Southern legitimacy statement: Chub Petersen’s mama didn’t teach him the necessity of summer underthings when he sat in shorts playing marbles on my front sidewalk. Consequently I received an early education in anatomy, albeit not a very welcome one. I was not skilled in marbles. That was my sister’s domain. She became an accountant courtesy of a Tuscaloosa education. I became a poet courtesy of all the words which insisted on living in my head. With some education thrown in for good measure. It eventually led me to an Alabama mountaintop, where I met Sox, a charming mule who, the last I saw him, was very much alive.

The Taste of the Young

Succulents are a freak of nature.
Come here, boy. Let me tell you
about real plants, waving, twining,
root deep, reach-for-the-stars frond tips.
They’ll change your skinny life.
Come, boy, down to the hardwoods
wearing their summer green.
Slip yourself through the tangle of underbrush,
damp leaves clotting at your feet,
the mulch of death sucking you into its soothing bed.
Follow the stream to the west end,
to the edge where the poplars thin
and the sun begins to spread its skirt
over the fattened ground. Never mind
the thorns; the vines are not confused.
They know exactly how to please you
with their blackish seeds.
Purple your mouth here, boy.
Stain your white hands.
Color your whiskerless chin dark
and dark, until you understand
the taste of young. You’ll find no

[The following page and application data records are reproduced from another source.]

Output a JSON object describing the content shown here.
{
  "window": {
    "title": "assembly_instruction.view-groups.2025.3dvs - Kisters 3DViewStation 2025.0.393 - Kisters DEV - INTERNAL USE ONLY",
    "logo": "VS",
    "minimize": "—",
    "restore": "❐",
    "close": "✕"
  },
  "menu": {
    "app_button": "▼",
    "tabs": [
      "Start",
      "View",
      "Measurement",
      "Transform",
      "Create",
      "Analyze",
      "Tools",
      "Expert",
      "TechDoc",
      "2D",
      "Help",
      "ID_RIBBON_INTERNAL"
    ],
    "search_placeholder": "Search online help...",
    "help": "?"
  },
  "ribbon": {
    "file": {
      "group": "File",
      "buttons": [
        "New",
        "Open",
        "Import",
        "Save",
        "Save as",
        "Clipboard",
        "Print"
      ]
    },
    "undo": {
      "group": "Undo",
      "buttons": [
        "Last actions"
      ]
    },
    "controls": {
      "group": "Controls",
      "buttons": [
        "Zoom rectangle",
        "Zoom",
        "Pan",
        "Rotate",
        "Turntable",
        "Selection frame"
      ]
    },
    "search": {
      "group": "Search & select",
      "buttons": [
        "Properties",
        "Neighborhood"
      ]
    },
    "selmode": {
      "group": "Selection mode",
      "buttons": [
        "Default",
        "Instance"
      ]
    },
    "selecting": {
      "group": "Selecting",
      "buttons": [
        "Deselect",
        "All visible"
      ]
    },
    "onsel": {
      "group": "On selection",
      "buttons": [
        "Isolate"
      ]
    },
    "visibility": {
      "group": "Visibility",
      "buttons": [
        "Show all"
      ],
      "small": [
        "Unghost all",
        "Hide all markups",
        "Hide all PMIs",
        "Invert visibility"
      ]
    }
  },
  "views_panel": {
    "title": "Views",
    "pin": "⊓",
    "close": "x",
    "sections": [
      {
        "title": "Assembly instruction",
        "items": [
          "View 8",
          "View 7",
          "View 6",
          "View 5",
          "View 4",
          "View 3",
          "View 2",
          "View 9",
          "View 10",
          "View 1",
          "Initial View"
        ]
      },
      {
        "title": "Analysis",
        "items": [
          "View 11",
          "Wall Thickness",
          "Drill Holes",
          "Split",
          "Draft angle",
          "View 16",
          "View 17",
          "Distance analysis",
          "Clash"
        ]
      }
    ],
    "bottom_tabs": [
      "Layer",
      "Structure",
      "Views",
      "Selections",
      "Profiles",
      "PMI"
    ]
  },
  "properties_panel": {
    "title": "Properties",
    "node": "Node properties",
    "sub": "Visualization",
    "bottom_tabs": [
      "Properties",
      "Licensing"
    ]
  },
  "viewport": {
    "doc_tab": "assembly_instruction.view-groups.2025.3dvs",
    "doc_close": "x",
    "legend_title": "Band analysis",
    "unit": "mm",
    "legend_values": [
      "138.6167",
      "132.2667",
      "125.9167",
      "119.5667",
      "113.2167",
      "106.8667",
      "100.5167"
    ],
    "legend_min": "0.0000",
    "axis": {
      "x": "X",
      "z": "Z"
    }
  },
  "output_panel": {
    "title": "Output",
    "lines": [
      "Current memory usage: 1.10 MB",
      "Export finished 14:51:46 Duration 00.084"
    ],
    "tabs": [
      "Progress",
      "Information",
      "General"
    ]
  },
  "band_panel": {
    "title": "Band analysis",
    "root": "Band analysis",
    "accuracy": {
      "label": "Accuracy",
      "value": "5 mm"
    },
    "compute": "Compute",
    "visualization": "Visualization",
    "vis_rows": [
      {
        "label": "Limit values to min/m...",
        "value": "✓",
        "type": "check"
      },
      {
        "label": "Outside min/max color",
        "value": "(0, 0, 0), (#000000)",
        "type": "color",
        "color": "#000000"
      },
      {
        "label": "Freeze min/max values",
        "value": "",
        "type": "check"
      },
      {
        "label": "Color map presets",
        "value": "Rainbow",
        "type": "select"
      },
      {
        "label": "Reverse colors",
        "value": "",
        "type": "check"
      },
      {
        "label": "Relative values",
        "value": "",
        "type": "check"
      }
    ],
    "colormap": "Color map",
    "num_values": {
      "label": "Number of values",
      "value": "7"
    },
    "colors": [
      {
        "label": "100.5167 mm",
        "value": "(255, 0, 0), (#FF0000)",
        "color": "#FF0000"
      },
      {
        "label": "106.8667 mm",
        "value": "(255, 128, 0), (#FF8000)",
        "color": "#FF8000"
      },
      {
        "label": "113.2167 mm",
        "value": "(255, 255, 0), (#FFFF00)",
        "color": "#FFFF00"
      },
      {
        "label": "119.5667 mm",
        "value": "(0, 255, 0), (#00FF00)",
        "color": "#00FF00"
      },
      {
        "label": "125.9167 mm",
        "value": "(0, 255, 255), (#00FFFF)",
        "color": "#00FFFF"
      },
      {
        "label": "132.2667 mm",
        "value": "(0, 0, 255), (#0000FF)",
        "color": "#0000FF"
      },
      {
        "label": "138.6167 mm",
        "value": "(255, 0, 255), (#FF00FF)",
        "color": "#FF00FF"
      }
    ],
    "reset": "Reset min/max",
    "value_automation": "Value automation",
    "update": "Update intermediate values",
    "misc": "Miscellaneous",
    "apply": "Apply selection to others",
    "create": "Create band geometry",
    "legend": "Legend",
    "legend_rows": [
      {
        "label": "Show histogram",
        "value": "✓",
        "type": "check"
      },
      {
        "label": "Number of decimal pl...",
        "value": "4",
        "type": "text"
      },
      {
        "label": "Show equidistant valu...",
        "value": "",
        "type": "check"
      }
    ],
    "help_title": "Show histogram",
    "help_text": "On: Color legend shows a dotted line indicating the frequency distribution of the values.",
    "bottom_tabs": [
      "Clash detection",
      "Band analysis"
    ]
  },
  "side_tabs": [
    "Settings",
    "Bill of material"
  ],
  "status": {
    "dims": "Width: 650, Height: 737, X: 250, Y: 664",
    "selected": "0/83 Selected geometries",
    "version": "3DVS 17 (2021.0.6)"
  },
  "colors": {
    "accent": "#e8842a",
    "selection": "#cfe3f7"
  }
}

fat-leaved, hunched-to-ground thirsters
here. It’s all in the rain, boy.
All in the cold, driving rain.